Fiction  > Comedy  > Other A to Z  > F - O

Madame Cat

Madame Cat Madame Cat Madame Cat Madame Cat Madame Cat Madame Cat Madame Cat

Madame Cat back

Nancy Pena


Page 45 Review by Stephen

More joke-orientated than Jeffrey Brown's purely observational, behavioural cat comics (CAT GETTING OUT OF A BAG and CATS ARE WEIRD), there are still plenty of feline foibles to recognise here, albeit given an anthropomorphised twist as Madame Cat attempts to justify her manic bursts of often inexplicable activity and her vocation to destroy any and all fabrics, especially if they're your favourites.

Some of the jokes, often spread over two pages, are surprisingly complex. Yes, cats do love lolling about on the piece of paper you're trying to write or draw on, and they're forever getting in the way of your computer screen to attract your attention, as well as treading on your keyboard, thereby inventing new words with far fewer vowels than seems likely, so that you appear to be typing in tongues. You know what I mean:

"sdafhh dasxxhtrp jkklhjiggybipbopbap"

However, the real sabotage has all been pre-planned. Here's Madame Cat lapping up a Photoshop manual for kitties while creator Nancy Peña screams at her screen in horror:

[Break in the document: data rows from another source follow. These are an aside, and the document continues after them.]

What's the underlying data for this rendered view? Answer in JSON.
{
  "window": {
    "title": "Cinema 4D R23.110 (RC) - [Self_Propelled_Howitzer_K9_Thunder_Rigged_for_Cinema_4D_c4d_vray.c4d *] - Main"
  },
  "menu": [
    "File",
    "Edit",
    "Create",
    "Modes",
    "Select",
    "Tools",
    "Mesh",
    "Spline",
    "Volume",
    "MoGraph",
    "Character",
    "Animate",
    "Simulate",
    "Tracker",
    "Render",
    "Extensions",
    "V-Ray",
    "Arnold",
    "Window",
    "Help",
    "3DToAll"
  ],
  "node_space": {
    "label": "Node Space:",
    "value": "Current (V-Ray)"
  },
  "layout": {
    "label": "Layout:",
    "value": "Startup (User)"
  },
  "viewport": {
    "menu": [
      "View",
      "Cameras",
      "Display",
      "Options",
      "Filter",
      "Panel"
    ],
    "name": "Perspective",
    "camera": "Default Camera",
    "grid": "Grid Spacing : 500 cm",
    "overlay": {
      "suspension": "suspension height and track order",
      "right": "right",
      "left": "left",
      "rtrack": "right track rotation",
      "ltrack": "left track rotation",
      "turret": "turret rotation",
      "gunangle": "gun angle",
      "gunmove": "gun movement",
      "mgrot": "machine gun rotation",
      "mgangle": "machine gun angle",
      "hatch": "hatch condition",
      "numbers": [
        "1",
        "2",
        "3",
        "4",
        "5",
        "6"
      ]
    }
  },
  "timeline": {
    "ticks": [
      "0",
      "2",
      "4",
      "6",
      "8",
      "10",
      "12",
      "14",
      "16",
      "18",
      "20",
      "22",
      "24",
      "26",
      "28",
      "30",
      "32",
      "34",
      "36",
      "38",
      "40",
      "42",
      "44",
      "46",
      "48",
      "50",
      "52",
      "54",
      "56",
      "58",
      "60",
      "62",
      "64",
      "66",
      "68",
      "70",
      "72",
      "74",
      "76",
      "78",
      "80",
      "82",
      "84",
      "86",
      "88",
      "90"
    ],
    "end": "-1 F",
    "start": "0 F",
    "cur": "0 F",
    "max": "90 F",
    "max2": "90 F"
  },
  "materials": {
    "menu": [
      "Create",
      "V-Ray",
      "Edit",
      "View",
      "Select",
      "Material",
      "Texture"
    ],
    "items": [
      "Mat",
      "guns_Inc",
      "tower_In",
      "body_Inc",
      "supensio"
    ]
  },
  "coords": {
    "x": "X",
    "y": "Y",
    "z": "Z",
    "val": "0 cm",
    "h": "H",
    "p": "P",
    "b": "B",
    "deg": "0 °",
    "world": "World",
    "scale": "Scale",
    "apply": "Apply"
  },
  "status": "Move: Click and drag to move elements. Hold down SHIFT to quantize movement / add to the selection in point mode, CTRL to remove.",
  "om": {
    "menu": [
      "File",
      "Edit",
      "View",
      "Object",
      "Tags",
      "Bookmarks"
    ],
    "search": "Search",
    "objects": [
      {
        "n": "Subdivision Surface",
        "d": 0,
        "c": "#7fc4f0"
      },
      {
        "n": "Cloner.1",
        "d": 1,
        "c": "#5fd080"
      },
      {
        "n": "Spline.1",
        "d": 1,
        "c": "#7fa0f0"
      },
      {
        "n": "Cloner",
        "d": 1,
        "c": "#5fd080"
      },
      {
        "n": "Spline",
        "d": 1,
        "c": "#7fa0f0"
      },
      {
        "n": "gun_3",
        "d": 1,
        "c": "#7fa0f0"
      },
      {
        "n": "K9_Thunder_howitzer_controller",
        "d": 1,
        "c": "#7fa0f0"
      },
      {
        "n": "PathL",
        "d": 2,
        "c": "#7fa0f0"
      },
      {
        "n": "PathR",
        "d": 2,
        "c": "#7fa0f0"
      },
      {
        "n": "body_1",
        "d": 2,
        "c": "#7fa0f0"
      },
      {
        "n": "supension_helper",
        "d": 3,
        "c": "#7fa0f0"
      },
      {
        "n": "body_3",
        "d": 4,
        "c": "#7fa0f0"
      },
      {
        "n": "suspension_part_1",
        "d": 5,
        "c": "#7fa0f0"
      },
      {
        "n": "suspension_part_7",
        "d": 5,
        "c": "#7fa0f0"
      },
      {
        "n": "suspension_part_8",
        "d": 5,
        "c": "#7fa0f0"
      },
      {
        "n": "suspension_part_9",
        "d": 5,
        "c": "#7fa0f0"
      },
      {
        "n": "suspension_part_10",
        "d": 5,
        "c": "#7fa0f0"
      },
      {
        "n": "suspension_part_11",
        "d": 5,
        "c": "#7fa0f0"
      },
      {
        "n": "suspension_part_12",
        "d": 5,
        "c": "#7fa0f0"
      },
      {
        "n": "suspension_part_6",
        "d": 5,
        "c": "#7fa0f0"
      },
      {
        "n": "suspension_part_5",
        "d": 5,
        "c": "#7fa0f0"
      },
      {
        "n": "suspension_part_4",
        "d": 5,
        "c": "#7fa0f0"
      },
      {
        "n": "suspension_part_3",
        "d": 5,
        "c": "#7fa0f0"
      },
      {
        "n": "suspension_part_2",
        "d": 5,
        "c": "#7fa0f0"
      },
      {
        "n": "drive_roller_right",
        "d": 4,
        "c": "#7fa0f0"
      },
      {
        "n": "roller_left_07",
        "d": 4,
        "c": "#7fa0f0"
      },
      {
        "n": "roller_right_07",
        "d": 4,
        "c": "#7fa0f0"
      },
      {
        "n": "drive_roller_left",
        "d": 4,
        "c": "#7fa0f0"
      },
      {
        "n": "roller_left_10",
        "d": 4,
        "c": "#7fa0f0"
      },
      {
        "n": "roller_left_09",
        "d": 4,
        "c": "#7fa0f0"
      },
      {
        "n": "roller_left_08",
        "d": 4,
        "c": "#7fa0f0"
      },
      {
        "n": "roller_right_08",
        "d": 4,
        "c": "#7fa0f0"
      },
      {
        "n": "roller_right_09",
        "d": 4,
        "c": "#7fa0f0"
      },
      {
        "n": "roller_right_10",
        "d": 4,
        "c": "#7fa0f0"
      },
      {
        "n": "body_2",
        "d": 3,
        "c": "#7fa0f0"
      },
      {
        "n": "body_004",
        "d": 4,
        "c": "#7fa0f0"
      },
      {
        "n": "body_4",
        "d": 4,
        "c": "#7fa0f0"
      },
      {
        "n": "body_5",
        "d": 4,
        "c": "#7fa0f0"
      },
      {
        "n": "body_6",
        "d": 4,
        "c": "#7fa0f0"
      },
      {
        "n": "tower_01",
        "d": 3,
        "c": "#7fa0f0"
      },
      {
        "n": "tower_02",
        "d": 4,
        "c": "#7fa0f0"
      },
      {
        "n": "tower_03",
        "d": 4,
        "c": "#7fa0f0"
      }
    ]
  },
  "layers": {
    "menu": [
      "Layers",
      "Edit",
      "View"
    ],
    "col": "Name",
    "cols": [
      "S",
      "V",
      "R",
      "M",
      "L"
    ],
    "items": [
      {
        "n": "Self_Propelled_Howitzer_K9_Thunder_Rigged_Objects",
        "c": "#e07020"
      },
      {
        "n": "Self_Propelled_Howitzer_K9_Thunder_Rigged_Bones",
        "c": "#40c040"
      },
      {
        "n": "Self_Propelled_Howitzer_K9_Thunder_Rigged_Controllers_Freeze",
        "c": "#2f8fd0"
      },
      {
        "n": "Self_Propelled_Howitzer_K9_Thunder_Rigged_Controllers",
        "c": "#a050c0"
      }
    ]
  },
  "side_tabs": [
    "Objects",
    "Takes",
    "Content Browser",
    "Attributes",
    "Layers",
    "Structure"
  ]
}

"Delete without confirmation: press Alt + Delete (left hind paw and right front paw)
"Hide all panels: Tab
"Clear all history permanently: Alt + Delete History (left hind paw, and one front claw on the History panel)."

It's definitely the cat's behaviour being analysed here, rather than humans' reactions to their presence as touched on occasionally Sarah Andersen's HERDING CATS, whereas I seem to recall that Seo Kim's CAT PERSON covers both.

In some ways this is closer to Paul Tobin & Ben Dewey's extended narrative I WAS THE CAT, but it in no way resembles Sherwin Tija's double whammy YOU ARE A CAT PICK-A-PLOT BOOK and YOU ARE A KITTEN too, both of which are prose and likely to leave any young ones with long-lasting childhood traumas and their guardians with much explaining to do.

I've photographed my favourite two-pager here for you, twice. It's beautifully set up, and the final expression on the cat's face is priceless.